EXERCISE PROMPT =>
Pick each line containing "active" out of the records.

BEGIN DATASET

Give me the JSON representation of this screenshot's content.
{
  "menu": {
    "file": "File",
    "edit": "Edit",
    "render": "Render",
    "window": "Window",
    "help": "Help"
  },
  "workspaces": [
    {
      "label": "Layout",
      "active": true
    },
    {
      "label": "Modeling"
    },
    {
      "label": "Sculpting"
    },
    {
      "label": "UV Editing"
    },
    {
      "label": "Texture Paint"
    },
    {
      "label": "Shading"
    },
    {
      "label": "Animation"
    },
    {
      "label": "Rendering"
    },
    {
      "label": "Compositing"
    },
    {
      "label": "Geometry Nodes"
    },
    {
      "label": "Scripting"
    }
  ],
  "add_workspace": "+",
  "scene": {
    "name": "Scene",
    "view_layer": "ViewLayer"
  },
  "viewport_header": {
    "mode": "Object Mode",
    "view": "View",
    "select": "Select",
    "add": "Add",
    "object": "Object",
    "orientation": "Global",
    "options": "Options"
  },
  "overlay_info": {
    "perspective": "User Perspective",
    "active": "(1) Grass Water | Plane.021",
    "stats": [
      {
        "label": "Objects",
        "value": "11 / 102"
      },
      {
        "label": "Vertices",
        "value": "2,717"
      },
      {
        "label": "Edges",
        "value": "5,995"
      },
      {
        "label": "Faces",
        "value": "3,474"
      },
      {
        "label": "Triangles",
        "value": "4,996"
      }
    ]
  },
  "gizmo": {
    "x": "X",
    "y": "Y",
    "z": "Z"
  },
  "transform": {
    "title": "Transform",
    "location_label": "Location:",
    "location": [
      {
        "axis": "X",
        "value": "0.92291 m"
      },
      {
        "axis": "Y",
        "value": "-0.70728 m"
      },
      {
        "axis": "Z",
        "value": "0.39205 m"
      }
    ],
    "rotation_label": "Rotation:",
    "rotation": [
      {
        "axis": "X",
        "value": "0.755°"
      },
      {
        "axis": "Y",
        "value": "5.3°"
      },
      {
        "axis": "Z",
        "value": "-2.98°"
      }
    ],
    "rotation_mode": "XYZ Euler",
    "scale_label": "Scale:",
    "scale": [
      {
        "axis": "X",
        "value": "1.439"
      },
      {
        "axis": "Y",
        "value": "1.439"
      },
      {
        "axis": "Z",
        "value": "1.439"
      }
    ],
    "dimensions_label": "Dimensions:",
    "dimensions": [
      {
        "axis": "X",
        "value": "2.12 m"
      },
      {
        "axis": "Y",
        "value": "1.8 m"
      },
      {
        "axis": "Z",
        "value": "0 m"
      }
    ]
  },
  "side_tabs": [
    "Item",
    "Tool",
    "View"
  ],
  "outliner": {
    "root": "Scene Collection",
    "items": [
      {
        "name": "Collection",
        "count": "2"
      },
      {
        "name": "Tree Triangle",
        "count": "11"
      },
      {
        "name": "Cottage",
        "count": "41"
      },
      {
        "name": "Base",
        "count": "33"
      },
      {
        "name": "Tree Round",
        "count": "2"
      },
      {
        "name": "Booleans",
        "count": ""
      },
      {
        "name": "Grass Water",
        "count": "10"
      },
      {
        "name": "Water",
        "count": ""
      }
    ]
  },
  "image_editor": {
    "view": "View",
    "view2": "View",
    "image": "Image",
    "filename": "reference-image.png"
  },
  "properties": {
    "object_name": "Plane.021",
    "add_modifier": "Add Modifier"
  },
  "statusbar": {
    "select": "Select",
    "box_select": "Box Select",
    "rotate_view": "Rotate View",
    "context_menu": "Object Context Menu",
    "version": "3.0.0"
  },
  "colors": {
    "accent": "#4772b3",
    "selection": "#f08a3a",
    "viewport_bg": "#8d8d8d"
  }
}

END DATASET

RESPONSE BOX =>
      "active": true
    "active": "(1) Grass Water | Plane.021",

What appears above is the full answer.